The Federal Reserve raised interest rates for the first time in nearly a decade on Dec. 16. Joe Vaclavik, founder and president of Standard Grain, told “AgDay” host Clinton Griffiths what he thinks farmers need to know about an interest rate hike.
The increase was only a quarter of a percent. “We’re not going to go to interest rates that make borrowing money difficult,” Vaclavik says. “We’re not going back to the 1980s anytime soon.”
A higher interest rate could be positive for the struggling commodity markets.
“Hopefully it results in the dollar topping out,” Vaclavik says.
While fundamentally a rise in interest rates is seen as giving the dollar strength, that’s not been the case.
“Historically, it will break lower after the rate hike,” he says. “It’s a buy-the-rumor-sell-the-fact kind of a thing.”
The export markets haven’t been able to rally with a strong dollar. Vaclavik says if the dollar retreats as a result of higher interest rates, the rate hike will be positive for exports.
“Exports of corn, soybeans and wheat are below 2014 and they’re below USDA’s projections,” he says. “A softer dollar would go a long, long way to fixing that.”

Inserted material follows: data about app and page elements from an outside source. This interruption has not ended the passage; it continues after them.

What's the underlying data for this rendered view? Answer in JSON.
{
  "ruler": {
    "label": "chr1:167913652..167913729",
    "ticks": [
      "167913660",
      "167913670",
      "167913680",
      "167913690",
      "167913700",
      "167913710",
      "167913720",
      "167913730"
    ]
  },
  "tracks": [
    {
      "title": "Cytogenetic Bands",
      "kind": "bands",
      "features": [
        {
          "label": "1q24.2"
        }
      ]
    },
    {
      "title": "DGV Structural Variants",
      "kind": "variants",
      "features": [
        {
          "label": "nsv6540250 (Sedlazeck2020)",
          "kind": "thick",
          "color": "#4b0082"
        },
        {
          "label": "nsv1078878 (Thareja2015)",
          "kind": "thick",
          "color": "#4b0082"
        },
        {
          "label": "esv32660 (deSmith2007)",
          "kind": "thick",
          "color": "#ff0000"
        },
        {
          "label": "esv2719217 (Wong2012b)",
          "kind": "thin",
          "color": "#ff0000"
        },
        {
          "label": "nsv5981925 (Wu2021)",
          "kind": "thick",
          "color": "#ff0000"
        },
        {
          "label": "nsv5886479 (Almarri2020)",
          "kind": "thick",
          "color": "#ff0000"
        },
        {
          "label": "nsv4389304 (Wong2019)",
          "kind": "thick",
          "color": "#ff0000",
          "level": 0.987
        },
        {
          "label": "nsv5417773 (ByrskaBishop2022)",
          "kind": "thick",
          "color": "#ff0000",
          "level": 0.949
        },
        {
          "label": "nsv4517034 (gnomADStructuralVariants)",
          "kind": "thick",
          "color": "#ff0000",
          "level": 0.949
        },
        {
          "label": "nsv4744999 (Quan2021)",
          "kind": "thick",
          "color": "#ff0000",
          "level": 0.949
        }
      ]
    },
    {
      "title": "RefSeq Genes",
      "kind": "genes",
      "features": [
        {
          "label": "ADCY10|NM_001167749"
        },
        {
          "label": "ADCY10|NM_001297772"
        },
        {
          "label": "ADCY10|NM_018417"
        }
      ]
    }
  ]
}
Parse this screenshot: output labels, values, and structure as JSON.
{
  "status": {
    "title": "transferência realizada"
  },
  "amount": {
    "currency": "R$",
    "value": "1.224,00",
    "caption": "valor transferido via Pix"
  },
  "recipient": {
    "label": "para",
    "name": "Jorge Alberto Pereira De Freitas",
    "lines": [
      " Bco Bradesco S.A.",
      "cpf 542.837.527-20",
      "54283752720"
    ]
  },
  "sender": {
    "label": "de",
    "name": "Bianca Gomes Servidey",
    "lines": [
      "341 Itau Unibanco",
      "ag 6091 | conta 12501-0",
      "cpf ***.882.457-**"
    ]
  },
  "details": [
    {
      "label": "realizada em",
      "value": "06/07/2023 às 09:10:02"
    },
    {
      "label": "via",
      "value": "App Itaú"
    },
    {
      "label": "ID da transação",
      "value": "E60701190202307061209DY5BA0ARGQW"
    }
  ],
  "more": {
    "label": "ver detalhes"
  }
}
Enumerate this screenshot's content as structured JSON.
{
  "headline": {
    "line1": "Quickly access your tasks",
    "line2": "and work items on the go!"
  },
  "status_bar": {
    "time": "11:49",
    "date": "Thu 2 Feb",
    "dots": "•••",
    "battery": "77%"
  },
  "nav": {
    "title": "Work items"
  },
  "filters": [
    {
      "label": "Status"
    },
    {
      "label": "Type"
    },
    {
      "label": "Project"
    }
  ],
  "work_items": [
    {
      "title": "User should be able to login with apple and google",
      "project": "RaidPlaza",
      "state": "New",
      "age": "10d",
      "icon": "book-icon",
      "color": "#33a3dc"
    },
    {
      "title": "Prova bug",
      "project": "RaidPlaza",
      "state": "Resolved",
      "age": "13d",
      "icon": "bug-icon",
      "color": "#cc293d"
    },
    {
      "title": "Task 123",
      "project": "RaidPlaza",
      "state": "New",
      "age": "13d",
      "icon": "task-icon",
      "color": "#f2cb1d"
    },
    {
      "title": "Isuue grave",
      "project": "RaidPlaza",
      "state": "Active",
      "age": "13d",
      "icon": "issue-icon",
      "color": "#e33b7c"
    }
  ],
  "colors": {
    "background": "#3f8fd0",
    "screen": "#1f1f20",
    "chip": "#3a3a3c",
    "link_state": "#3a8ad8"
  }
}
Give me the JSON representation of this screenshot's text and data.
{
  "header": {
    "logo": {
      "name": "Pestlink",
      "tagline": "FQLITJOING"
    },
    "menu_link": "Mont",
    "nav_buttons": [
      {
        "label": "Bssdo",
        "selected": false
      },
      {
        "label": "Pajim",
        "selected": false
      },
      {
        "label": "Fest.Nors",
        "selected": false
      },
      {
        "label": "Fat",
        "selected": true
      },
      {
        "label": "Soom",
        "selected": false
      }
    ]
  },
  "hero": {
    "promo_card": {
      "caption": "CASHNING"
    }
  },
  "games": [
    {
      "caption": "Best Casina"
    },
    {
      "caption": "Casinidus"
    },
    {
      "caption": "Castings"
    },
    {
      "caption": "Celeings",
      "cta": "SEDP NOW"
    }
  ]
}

Farmers should be asking if this is the last time rates will go up. “The real question is ‘will they raise rates every quarter, six months or every year, or is this one and done?’” he says.